The most famous philosophical retributivist was the German philosopher Immanuel Kant, who endorsed the principle of lex talionis, or ‘an eye for an eye’. According to lex talionis, whatever crime you commit, your punishment should take the same form. Few philosophers today embrace strict lex talionis, because its prescriptions are either unclear (what would be an appropriate punishment for a childless kidnapper) or unpalatable (torture as the punishment for a torturer, or rape for a rapist). Instead, some philosophers contend that punishment should inflict a similar amount of suffering on the offender as he inflicted on his victim. This view faces its own problems: It’s not clear what punishment is deserved for crimes that inflict no obvious suffering on anyone, like tax evasion. And for people who commit heinous crimes such as mass murder or torture, it’s not obvious that capital punishment inflicts a similar amount of suffering.
There are other types of retributivism on offer, but retributivists themselves disagree about whether capital punishment can ever be morally deserved. Thus it may be useful to look elsewhere for guidance.
Hampton contends that punishment should actually promote offender repentance and reform. But we don’t need to go that far to acknowledge that respect for offenders as moral persons requires at least that punishment not get in the way of their reform. Capital punishment does exactly this. It doesn’t just undermine the prospect of reform, it extinguishes it altogether.
It may seem naïve to talk about repentance and reform for people who have committed heinous crimes of the sort that Kotey and Elsheikh are accused of committing. Surely many criminals are unlikely to turn over a new leaf. But this misses the point. However incorrigible some people may seem, everyone has the capacity to reconsider their past decisions, to regret what they did, and to commit to making amends. If we take seriously the moral ideal that all people ought to be treated as capable of repentance and reform, then no state has the right to treat people in ways that destroy this capacity.

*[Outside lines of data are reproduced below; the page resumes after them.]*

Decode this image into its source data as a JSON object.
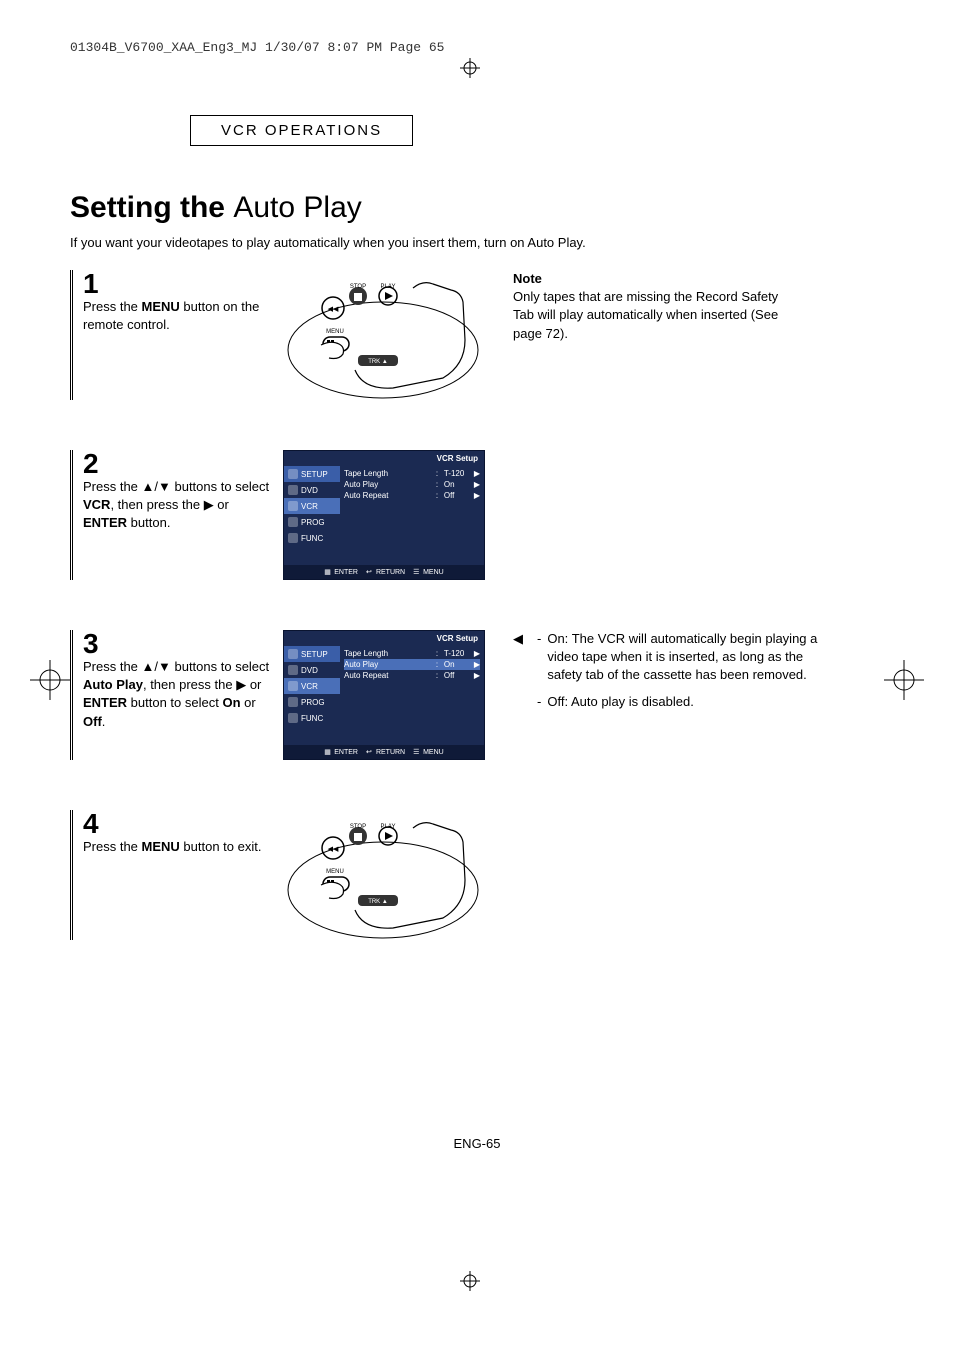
{
  "header_line": "01304B_V6700_XAA_Eng3_MJ  1/30/07  8:07 PM  Page 65",
  "section": "VCR OPERATIONS",
  "title_bold": "Setting the",
  "title_thin": "Auto Play",
  "intro": "If you want your videotapes to play automatically when you insert them, turn on Auto Play.",
  "step1": {
    "num": "1",
    "text_before": "Press the ",
    "bold1": "MENU",
    "text_after": " button on the remote control."
  },
  "note": {
    "head": "Note",
    "body": "Only tapes that are missing the Record Safety Tab will play automatically when inserted (See page 72)."
  },
  "step2": {
    "num": "2",
    "line1": "Press the ▲/▼ buttons to select ",
    "bold1": "VCR",
    "line2": ", then press the ",
    "symbol": "▶",
    "line3": " or ",
    "bold2": "ENTER",
    "line4": " button."
  },
  "step3": {
    "num": "3",
    "line1": "Press the ▲/▼ buttons to select ",
    "bold1": "Auto Play",
    "line2": ", then press the ",
    "symbol": "▶",
    "line3": " or ",
    "bold2": "ENTER",
    "line4": " button to select ",
    "bold3": "On",
    "line5": " or ",
    "bold4": "Off",
    "line6": "."
  },
  "options": {
    "on_label": "On:",
    "on_text": "The VCR will automatically begin playing a video tape when it is inserted, as long as the safety tab of the cassette has been removed.",
    "off_label": "Off:",
    "off_text": "Auto play is disabled."
  },
  "step4": {
    "num": "4",
    "line1": "Press the ",
    "bold1": "MENU",
    "line2": " button to exit."
  },
  "page_num": "ENG-65",
  "remote_labels": {
    "stop": "STOP",
    "play": "PLAY",
    "menu": "MENU",
    "trk": "TRK ▲"
  },
  "osd": {
    "title": "VCR Setup",
    "tabs": [
      "SETUP",
      "DVD",
      "VCR",
      "PROG",
      "FUNC"
    ],
    "rows": [
      {
        "label": "Tape Length",
        "value": "T-120"
      },
      {
        "label": "Auto Play",
        "value": "On"
      },
      {
        "label": "Auto Repeat",
        "value": "Off"
      }
    ],
    "footer": [
      "ENTER",
      "RETURN",
      "MENU"
    ]
  }
}
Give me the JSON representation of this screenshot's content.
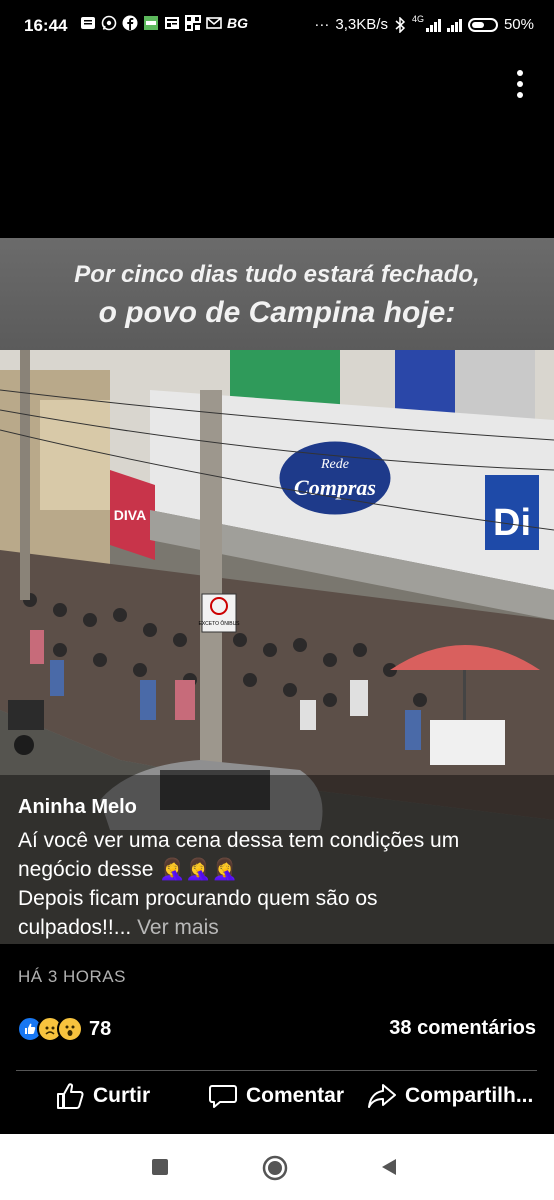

A commitment to respect for persons as free moral agents thus provides a basis for opposing capital punishment even for those accused of heinous crimes. This conforms to the UK’s own longstanding stated policy of endorsing global abolition of the death penalty. But if the government means what it says, then this must apply even to those accused of especially terrible crimes. To make an exception in Kotey’s and Elsheikh’s cases — to strip them of citizenship to facilitate their trial and punishment in the United States — casts doubt on the UK’s commitment to treat offenders, all offenders, in ways consistent with respect for them as moral persons. In a July 1910 speech to the House of Commons, then Home Secretary Winston Churchill said that the ‘mood and temper of the public in regard to the treatment of crime and criminals is one of the most unfailing tests of the civilisation of any country.’ More than a century later, we would all do well to heed Churchill’s words, and to demand that the current Home Secretary do the same.